© Marilyn Braun 2006


Anonymous said...

Sad that in today's world the Japanese are ahead with technology and backwards when it comes to sex and equality for woman.

Anonymous said...

As an American, it is fascinating to me a country that still has issues with succession to the throne, based on the gender of a child.

What I would normally take for granted, I find it amazing just how big of a country altering change a female successor to the throne would be.

It's said to think of what Princess Aiko has missed out on, and the opportunity for change that was taken her, before she was old to even defend her right to it.

Kappa no He said...

I think it is all very suspicious myself. Kiko was so pressured into this pregnancy. And I can't help thinking the Japanese believe that their country was founded by a woman, Amaterasu. What happened?

Talia said...

Trudie said...
Sad that in today's world the Japanese are ahead with technology and backwards when it comes to sex and equality for woman.

Well said, Trudie. I feel saddest for the mother. I wonder if she has much intellectual stimulation? It must be heartbreaking for her that her role in life now is one of egg donor rather than using her intelligence and skills.

Perhaps that's just me. I personally couldn't be satisfied with that life. It sounds so limiting.

I think Princess Aiko is lucky. She won't have to spend her entire life attending official functions. I doubt she'll get much freedom but she may not get so much pressure to marry and produce an heir at the earliest opportunity.

Anonymous said...

I also find it interesting that a country so technologically ahead is still behind in this area.

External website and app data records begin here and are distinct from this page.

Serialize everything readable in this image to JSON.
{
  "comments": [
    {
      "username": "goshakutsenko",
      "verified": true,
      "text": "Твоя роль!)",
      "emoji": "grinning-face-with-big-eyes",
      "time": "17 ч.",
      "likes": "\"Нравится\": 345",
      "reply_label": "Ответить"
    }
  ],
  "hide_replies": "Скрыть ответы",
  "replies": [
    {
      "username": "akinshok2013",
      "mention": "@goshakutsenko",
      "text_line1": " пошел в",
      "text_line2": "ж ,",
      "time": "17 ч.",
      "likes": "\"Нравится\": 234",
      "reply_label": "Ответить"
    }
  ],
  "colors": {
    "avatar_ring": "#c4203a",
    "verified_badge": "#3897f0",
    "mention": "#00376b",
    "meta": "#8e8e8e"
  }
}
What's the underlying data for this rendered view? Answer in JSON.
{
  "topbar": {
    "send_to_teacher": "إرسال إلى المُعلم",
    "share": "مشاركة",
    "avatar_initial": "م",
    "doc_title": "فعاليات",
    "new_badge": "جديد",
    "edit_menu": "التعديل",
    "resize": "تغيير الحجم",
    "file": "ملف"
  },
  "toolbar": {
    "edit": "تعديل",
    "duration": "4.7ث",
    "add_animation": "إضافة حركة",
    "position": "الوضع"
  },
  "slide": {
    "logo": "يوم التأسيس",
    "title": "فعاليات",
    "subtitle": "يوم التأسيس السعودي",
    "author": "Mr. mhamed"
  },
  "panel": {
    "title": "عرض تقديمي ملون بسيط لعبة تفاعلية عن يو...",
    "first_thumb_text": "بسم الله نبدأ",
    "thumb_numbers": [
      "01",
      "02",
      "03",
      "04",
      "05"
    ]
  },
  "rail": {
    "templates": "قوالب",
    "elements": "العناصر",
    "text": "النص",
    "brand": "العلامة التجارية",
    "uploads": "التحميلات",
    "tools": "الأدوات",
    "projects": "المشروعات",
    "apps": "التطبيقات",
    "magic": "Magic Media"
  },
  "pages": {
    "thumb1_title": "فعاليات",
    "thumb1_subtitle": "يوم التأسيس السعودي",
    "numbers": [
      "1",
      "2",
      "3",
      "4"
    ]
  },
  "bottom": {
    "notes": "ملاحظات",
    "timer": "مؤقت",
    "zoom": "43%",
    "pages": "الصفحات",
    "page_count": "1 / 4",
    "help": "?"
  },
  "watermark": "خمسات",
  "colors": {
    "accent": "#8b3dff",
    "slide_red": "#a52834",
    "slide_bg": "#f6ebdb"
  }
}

I wonder how the Japanese people feel about it. Do they see this as much of an issue as we do?